### [WHAT TO WORK ON]
Please show each line of the listing where "meta" is present.

### [GIVEN DATA]

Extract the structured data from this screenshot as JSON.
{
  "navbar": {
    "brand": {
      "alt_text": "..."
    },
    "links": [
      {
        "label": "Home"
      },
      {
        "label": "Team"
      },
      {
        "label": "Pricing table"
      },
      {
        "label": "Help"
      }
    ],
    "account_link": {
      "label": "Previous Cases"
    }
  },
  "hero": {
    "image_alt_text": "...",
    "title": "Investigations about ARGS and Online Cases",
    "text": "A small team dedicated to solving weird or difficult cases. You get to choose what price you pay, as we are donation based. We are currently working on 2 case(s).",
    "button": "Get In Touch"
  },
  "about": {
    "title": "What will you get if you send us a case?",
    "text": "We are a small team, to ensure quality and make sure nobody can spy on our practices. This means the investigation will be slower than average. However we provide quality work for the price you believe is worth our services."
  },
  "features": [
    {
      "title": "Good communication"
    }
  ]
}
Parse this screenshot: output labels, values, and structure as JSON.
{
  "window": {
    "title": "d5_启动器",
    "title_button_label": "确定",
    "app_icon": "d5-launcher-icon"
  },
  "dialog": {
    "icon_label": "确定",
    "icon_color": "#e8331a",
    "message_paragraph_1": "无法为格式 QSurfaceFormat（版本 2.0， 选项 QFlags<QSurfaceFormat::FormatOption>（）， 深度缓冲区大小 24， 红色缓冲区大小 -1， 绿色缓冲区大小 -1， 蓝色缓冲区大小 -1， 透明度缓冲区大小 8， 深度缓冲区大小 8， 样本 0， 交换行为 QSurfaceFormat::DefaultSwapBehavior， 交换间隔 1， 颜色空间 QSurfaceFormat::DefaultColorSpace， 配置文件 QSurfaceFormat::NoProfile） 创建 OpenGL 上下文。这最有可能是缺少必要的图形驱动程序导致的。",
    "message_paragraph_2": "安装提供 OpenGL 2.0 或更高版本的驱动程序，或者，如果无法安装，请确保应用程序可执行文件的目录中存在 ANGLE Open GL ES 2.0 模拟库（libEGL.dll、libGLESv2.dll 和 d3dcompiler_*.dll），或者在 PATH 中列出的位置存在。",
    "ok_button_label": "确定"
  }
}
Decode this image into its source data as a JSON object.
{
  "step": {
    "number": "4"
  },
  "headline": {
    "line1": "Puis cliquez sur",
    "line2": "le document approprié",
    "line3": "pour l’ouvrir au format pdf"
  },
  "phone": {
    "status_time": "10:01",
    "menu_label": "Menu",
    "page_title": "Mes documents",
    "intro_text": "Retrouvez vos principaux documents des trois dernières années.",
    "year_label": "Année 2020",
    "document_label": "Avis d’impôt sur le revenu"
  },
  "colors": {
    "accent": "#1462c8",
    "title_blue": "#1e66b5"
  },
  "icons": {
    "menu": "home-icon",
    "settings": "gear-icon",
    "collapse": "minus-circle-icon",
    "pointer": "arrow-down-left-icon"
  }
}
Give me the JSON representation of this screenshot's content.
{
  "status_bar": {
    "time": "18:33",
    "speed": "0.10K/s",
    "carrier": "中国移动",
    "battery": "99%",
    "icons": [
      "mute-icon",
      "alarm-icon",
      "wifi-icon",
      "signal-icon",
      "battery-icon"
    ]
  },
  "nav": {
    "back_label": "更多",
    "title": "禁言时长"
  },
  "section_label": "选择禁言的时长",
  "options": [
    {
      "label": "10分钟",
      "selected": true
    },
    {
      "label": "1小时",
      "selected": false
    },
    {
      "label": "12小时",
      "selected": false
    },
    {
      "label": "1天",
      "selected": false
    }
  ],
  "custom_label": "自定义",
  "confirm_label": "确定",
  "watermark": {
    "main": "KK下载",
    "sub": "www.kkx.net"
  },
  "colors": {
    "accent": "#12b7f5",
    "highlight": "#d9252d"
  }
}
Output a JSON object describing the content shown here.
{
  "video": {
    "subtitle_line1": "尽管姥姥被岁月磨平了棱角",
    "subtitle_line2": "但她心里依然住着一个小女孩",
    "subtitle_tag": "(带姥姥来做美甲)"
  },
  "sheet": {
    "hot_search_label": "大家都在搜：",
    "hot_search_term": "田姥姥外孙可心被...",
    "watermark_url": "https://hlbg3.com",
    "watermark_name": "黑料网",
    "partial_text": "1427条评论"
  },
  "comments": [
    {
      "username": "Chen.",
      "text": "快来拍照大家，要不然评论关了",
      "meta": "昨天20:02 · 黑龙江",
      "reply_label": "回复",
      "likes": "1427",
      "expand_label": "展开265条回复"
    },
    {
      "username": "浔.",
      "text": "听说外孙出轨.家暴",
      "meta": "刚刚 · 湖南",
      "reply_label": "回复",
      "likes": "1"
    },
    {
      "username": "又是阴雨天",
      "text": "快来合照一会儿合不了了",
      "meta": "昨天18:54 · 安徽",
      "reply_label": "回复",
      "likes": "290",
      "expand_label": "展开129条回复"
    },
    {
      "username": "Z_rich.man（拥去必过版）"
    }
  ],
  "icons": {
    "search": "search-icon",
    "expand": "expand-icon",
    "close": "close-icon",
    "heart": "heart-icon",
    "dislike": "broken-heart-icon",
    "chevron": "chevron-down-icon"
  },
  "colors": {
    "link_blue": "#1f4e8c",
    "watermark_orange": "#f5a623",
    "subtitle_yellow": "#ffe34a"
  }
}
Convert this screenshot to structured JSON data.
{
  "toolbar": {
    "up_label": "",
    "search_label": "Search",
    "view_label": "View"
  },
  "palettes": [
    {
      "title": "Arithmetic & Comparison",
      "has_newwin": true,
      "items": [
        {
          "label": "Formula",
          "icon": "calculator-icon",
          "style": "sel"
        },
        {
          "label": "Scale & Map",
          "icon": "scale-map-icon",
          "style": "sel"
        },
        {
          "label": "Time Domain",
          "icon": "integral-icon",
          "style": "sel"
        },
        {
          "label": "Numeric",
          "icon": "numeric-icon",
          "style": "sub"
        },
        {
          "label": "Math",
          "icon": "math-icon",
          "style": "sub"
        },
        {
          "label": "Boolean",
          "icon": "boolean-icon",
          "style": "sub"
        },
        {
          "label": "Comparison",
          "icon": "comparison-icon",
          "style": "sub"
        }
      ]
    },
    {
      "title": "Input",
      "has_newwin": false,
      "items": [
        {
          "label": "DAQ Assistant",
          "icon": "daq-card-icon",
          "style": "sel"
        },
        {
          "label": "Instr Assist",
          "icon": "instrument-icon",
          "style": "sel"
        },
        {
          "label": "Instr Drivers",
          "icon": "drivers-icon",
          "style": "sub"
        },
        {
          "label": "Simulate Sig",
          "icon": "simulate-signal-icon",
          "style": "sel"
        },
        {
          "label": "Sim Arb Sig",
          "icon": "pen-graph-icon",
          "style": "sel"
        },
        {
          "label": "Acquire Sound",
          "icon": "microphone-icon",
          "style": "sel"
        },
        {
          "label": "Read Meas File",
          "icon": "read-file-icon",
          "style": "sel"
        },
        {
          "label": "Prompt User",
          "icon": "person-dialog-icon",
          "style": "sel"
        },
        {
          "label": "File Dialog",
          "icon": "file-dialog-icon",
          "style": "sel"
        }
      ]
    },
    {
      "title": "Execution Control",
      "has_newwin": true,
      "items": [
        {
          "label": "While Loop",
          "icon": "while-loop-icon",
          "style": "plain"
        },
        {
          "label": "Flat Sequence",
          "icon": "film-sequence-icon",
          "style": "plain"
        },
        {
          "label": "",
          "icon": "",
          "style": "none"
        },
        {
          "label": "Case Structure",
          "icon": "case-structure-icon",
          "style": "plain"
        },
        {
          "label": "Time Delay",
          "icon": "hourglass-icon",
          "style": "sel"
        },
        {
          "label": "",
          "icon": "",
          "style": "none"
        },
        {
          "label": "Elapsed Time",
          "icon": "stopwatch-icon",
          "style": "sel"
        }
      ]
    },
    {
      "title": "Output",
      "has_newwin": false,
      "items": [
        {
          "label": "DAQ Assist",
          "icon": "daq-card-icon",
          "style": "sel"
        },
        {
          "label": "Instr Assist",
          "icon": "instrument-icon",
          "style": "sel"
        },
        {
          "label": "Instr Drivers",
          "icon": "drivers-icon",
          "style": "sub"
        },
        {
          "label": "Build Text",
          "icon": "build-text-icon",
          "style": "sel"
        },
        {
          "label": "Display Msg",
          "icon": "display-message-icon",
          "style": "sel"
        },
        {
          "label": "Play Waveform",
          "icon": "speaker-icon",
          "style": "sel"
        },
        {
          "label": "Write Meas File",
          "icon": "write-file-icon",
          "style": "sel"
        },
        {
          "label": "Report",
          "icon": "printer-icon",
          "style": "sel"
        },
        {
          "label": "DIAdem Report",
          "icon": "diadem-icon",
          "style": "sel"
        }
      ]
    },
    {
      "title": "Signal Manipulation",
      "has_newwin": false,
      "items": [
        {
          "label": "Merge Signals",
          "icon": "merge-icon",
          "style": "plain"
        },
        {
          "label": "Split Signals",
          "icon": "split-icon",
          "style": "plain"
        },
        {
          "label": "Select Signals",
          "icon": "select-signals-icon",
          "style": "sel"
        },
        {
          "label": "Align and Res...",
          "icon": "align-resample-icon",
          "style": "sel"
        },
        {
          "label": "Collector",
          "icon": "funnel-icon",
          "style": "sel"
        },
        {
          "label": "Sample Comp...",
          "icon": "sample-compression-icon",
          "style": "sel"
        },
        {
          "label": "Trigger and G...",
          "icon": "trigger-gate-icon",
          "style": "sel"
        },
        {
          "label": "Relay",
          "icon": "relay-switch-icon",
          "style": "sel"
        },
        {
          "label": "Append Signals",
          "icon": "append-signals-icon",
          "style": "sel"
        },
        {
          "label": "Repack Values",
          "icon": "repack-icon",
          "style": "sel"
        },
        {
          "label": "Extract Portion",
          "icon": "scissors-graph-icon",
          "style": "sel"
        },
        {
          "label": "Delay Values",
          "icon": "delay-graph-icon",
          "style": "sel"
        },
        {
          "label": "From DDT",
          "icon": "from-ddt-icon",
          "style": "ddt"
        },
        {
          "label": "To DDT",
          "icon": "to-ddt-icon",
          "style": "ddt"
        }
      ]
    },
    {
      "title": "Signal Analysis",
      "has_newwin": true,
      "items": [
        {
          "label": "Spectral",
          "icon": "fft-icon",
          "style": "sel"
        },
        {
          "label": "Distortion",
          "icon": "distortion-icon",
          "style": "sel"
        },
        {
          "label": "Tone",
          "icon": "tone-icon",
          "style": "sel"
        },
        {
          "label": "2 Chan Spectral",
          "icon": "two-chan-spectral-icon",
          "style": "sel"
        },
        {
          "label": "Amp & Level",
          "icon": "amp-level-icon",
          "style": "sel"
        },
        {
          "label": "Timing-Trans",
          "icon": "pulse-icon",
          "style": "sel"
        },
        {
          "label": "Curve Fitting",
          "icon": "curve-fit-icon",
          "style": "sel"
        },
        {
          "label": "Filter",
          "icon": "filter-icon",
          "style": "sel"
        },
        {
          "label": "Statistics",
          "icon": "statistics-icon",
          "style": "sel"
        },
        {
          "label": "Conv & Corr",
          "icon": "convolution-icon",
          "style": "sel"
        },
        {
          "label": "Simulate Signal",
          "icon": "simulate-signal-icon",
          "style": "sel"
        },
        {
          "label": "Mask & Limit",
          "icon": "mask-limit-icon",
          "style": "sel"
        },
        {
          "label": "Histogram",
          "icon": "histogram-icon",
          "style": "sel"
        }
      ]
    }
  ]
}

### [ANSWER TO THE PROBLEM]
      "meta": "昨天20:02 · 黑龙江",
      "meta": "刚刚 · 湖南",
      "meta": "昨天18:54 · 安徽",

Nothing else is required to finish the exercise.